- **Exercise requirements**: Once the pictures are removed, restate the listing word for word.

※ ※ ※

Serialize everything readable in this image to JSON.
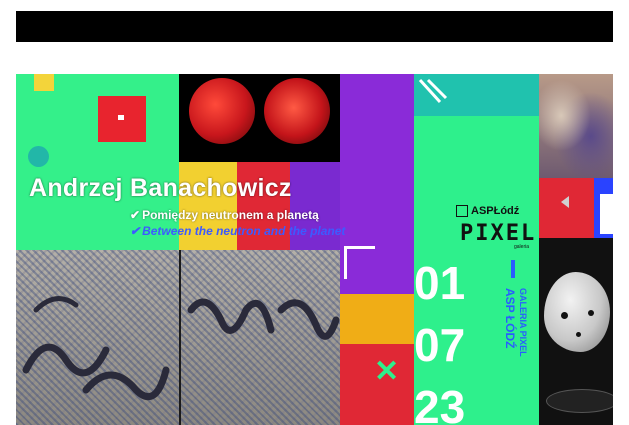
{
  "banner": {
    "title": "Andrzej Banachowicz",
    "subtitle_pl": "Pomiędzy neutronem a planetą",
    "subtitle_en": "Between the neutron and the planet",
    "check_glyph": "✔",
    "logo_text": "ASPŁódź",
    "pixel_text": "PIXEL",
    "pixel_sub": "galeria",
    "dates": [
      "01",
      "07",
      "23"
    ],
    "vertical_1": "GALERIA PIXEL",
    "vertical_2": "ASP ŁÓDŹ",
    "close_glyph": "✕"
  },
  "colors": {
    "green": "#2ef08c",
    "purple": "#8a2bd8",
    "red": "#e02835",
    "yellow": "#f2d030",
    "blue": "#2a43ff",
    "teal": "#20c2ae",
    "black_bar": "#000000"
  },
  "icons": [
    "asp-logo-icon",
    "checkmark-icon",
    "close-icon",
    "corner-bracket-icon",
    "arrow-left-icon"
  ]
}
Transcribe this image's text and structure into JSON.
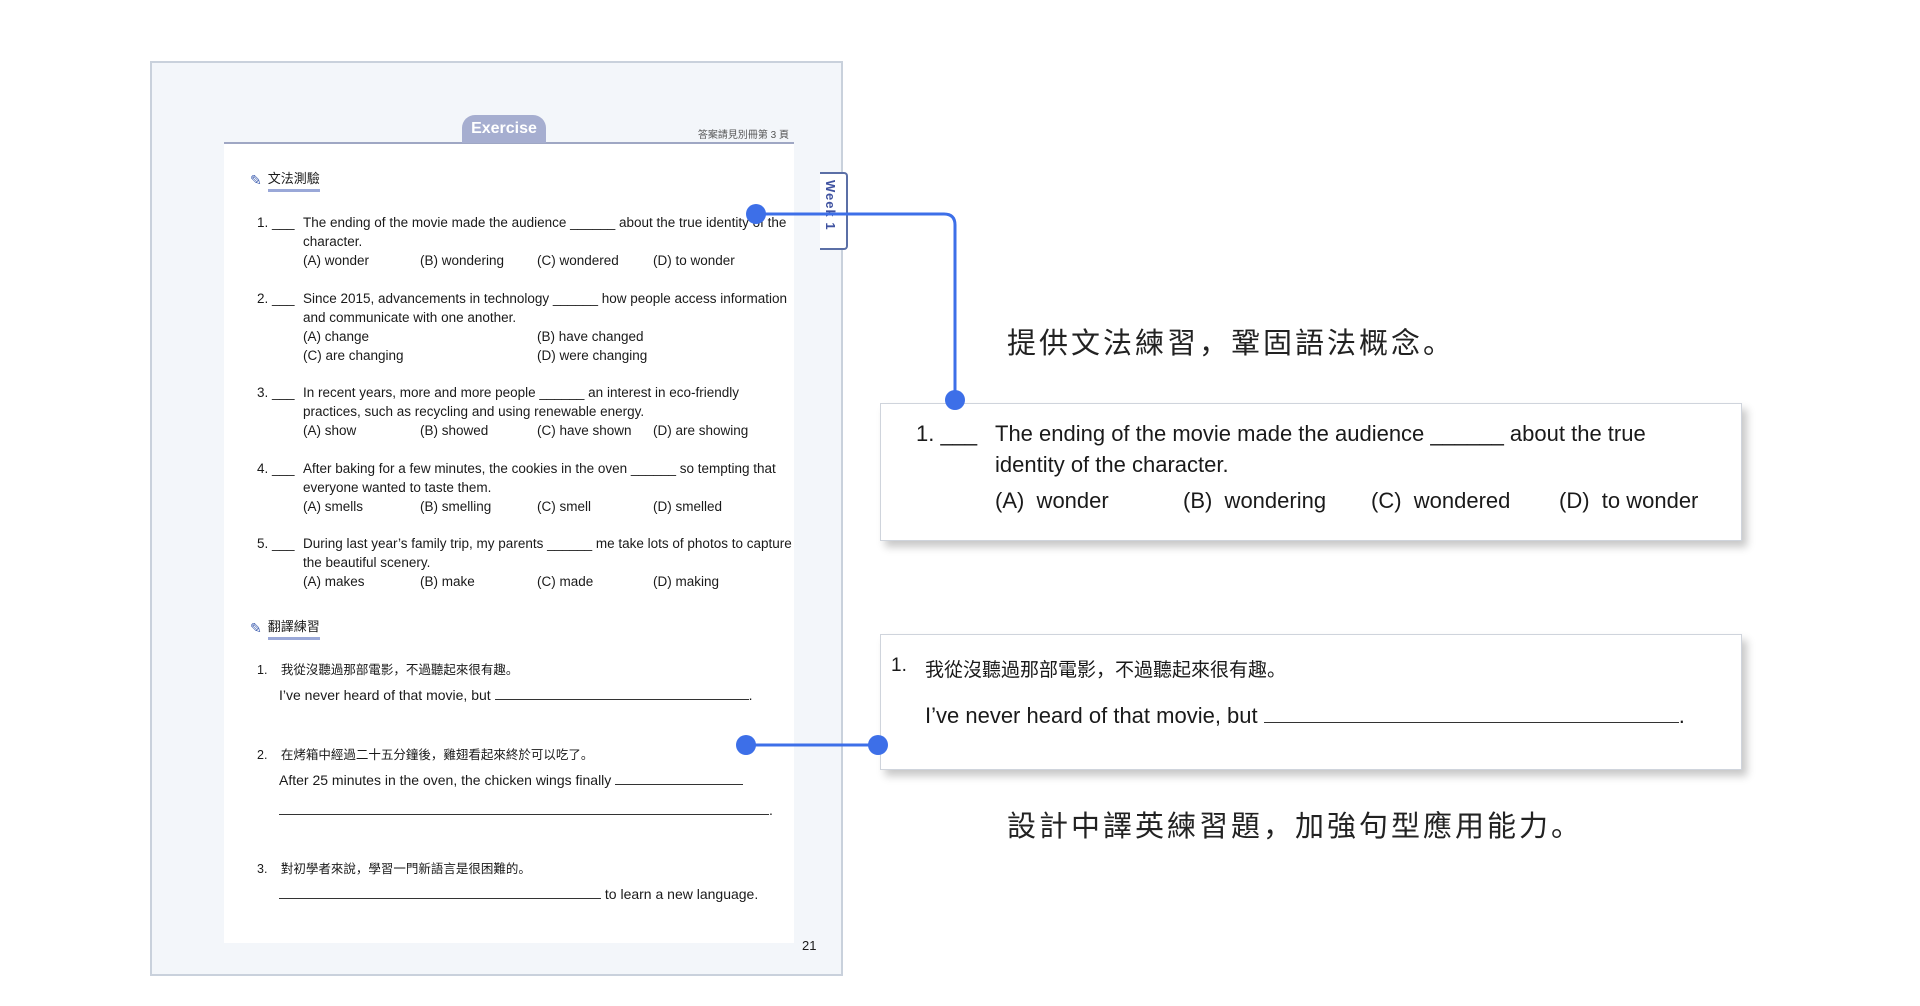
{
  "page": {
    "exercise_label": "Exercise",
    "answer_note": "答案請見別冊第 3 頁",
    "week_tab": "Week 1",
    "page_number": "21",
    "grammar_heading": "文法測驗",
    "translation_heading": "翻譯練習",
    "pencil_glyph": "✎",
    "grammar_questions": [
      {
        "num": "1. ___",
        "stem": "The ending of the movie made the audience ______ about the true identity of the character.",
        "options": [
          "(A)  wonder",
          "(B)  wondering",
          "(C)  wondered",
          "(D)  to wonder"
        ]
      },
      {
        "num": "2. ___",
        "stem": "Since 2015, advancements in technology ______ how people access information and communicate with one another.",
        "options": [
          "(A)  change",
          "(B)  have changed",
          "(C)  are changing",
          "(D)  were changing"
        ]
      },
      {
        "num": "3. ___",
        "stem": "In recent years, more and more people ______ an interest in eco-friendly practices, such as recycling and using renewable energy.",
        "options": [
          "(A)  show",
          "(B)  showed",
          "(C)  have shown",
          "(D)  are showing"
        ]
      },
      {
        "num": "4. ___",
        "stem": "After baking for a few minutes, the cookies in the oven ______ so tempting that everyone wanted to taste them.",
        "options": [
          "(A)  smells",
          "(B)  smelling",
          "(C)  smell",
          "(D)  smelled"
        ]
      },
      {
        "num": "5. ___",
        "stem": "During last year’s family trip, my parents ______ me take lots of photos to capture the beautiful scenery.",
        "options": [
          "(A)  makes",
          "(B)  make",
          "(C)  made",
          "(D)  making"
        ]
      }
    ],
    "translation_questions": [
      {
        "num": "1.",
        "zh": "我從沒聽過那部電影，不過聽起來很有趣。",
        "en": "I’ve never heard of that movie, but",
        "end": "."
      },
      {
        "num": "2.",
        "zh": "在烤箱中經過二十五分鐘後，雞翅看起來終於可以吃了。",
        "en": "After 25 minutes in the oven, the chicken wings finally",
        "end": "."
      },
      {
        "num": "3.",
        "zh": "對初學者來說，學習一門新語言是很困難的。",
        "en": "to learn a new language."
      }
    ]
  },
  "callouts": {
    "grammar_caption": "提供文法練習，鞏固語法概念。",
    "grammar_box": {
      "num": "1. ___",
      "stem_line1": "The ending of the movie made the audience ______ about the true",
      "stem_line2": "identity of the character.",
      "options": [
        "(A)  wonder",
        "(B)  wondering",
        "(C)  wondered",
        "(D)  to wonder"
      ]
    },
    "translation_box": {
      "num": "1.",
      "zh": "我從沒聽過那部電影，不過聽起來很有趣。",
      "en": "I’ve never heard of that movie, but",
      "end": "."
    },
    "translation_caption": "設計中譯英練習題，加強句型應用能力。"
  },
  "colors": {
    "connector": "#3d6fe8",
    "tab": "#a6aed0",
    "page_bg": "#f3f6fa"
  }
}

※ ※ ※

- **Result for this exercise**:
Serialize everything readable in this image to JSON.
{
  "banner": {
    "title": "Andrzej Banachowicz",
    "subtitle_pl": "Pomiędzy neutronem a planetą",
    "subtitle_en": "Between the neutron and the planet",
    "check_glyph": "✔",
    "logo_text": "ASPŁódź",
    "pixel_text": "PIXEL",
    "pixel_sub": "galeria",
    "dates": [
      "01",
      "07",
      "23"
    ],
    "vertical_1": "GALERIA PIXEL",
    "vertical_2": "ASP ŁÓDŹ",
    "close_glyph": "✕"
  },
  "colors": {
    "green": "#2ef08c",
    "purple": "#8a2bd8",
    "red": "#e02835",
    "yellow": "#f2d030",
    "blue": "#2a43ff",
    "teal": "#20c2ae",
    "black_bar": "#000000"
  },
  "icons": [
    "asp-logo-icon",
    "checkmark-icon",
    "close-icon",
    "corner-bracket-icon",
    "arrow-left-icon"
  ]
}
Transcribe this image's text and structure into JSON.
{
  "page": {
    "exercise_label": "Exercise",
    "answer_note": "答案請見別冊第 3 頁",
    "week_tab": "Week 1",
    "page_number": "21",
    "grammar_heading": "文法測驗",
    "translation_heading": "翻譯練習",
    "pencil_glyph": "✎",
    "grammar_questions": [
      {
        "num": "1. ___",
        "stem": "The ending of the movie made the audience ______ about the true identity of the character.",
        "options": [
          "(A)  wonder",
          "(B)  wondering",
          "(C)  wondered",
          "(D)  to wonder"
        ]
      },
      {
        "num": "2. ___",
        "stem": "Since 2015, advancements in technology ______ how people access information and communicate with one another.",
        "options": [
          "(A)  change",
          "(B)  have changed",
          "(C)  are changing",
          "(D)  were changing"
        ]
      },
      {
        "num": "3. ___",
        "stem": "In recent years, more and more people ______ an interest in eco-friendly practices, such as recycling and using renewable energy.",
        "options": [
          "(A)  show",
          "(B)  showed",
          "(C)  have shown",
          "(D)  are showing"
        ]
      },
      {
        "num": "4. ___",
        "stem": "After baking for a few minutes, the cookies in the oven ______ so tempting that everyone wanted to taste them.",
        "options": [
          "(A)  smells",
          "(B)  smelling",
          "(C)  smell",
          "(D)  smelled"
        ]
      },
      {
        "num": "5. ___",
        "stem": "During last year’s family trip, my parents ______ me take lots of photos to capture the beautiful scenery.",
        "options": [
          "(A)  makes",
          "(B)  make",
          "(C)  made",
          "(D)  making"
        ]
      }
    ],
    "translation_questions": [
      {
        "num": "1.",
        "zh": "我從沒聽過那部電影，不過聽起來很有趣。",
        "en": "I’ve never heard of that movie, but",
        "end": "."
      },
      {
        "num": "2.",
        "zh": "在烤箱中經過二十五分鐘後，雞翅看起來終於可以吃了。",
        "en": "After 25 minutes in the oven, the chicken wings finally",
        "end": "."
      },
      {
        "num": "3.",
        "zh": "對初學者來說，學習一門新語言是很困難的。",
        "en": "to learn a new language."
      }
    ]
  },
  "callouts": {
    "grammar_caption": "提供文法練習，鞏固語法概念。",
    "grammar_box": {
      "num": "1. ___",
      "stem_line1": "The ending of the movie made the audience ______ about the true",
      "stem_line2": "identity of the character.",
      "options": [
        "(A)  wonder",
        "(B)  wondering",
        "(C)  wondered",
        "(D)  to wonder"
      ]
    },
    "translation_box": {
      "num": "1.",
      "zh": "我從沒聽過那部電影，不過聽起來很有趣。",
      "en": "I’ve never heard of that movie, but",
      "end": "."
    },
    "translation_caption": "設計中譯英練習題，加強句型應用能力。"
  },
  "colors": {
    "connector": "#3d6fe8",
    "tab": "#a6aed0",
    "page_bg": "#f3f6fa"
  }
}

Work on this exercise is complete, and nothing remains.